“She’d been brought up in an institution like my mother was and like I
thought I would be too. And you were right. We didn’t kick her. It was the gar girls. Only them. But, well, I wanted to. I really wanted them to hurt her. I said we did it, too. You and me, but that’s not true. And I don’t want you to carry that around. It was just that I wanted to do it so bad that day—watching them doing it.”

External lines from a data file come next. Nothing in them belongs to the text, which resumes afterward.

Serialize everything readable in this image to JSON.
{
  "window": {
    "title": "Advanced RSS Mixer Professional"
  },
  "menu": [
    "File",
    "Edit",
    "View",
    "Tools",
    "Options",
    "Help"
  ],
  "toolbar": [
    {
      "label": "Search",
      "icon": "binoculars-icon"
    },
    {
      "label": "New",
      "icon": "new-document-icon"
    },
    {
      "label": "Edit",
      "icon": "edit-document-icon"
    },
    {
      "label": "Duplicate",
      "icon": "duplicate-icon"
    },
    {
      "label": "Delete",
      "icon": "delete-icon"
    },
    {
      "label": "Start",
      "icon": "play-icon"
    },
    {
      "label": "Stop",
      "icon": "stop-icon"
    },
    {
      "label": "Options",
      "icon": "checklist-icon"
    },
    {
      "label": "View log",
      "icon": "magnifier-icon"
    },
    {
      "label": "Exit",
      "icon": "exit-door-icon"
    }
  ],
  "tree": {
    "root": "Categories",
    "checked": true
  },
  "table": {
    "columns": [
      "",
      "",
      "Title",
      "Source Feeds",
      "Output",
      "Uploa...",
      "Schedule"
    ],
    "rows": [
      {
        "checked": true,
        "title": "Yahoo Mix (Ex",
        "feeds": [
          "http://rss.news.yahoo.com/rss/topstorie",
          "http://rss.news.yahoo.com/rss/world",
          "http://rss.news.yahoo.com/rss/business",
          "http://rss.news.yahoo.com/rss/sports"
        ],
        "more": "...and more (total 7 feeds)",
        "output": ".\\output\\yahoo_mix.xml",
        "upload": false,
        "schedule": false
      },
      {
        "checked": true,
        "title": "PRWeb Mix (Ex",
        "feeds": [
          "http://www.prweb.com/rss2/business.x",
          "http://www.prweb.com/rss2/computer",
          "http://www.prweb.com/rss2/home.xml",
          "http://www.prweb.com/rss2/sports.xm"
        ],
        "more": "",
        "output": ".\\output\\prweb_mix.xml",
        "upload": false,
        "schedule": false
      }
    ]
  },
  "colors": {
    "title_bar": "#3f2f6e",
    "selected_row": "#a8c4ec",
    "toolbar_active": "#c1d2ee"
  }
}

The friends’ confessions are clear dovetails, epiphanies that arrive in tandem near the story’s end. Here is the remarkable thing: although Twyla never reveals her interior conviction that “I sure did want to” do violence to Maggie, her friend not only comes to the same self-condemnation, but in trying to absolve her former roommate she unwittingly introduces a new sin: if “wanting to is doing it,” then both of them are summoned to a height of spiritual sublimity that can only be called Christian, echoing as it does the exacting—and exalting—Epistle of 1 John: “Everyone who hates his brother is a murderer.” Like the reader, Twyla and Roberta had tried to resolve their shared history by assigning a definitive race to Maggie. But the scapegoating hatred that led to Maggie’s fall is more convincingly assigned to two primary causes: the teenagers knowledge that Maggie is one to whom (to cite Smith) “anything might be done”—this reverberated preying on radical helplessness by “Poor little [gar] girls who fought their uncles off . . . ” And then, if Roberta and Twyla did not author her injuries, and even if we sympathize with their abandonment, they confess their collusion, their warped revulsion against Maggie—against mother.

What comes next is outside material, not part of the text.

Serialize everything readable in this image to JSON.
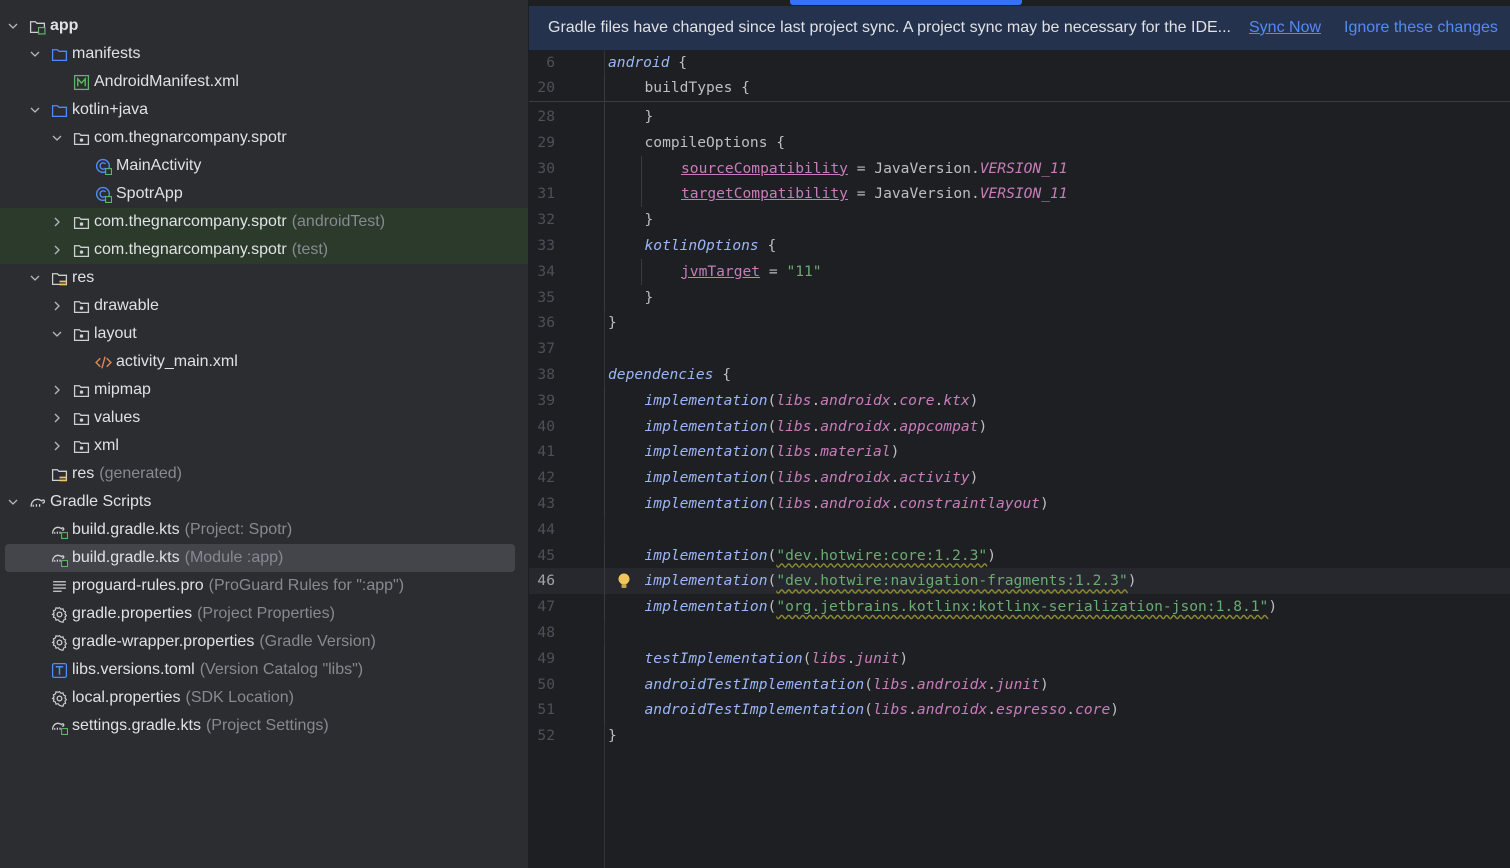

“What the hell happened to Maggie?” Roberta, really crying, concludes the story with a question. When, earlier, Twyla revisited the hell that harrowed the kitchen woman, she remembered recurring dreams of the apple orchard: “Empty and crooked like beggar women when I first came to St. Bonny’s but fat with flowers when I left.” The Edenic allusion to the “bow-legged” Maggie (“The Lord God planted a garden in Eden, in the east, and placed there the man whom he had formed” (Genesis 2:8-9)) is evident. More than a clever puzzle of ambiguities, “Recitatif” is a feat of mystery: the Fall of Adam and Eve is in that orchard, which already flowers with Cain’s murderous heart. Though she came to call herself a “disaffected Catholic,” Morrison’s roots reach back to the Tree of the Knowledge of Good and Evil, of whose bruised apples we all have partaken. Her fiction flashes forward to the “transcending love” that, she has said, makes “the New Testament . . . so pertinent to black literature—the lamb, the victim, the vulnerable one who does die but nevertheless lives.” As René Girard reveals, though our age may profess a secular creed, centuries of devotion to Christ’s sacrifice have attuned all souls to the sufferings of the least and the last among us, especially the many-colored scapegoats like Maggie, who matters because of the Son who was slain.
Joshua Hren is founder of Wiseblood Books and co-founder of the MFA at the University of St. Thomas. He regularly publishes essays and poems in such journals as First Things and America, National Review and Commonweal, among others. Joshua’s books include: the novel Infinite Regress; the short story collections This Our Exile and In the Wine Press; the book of poems Last Things, First Things, & Other Lost Causes. You can visit his vanity of vanities here: www.joshuahren.com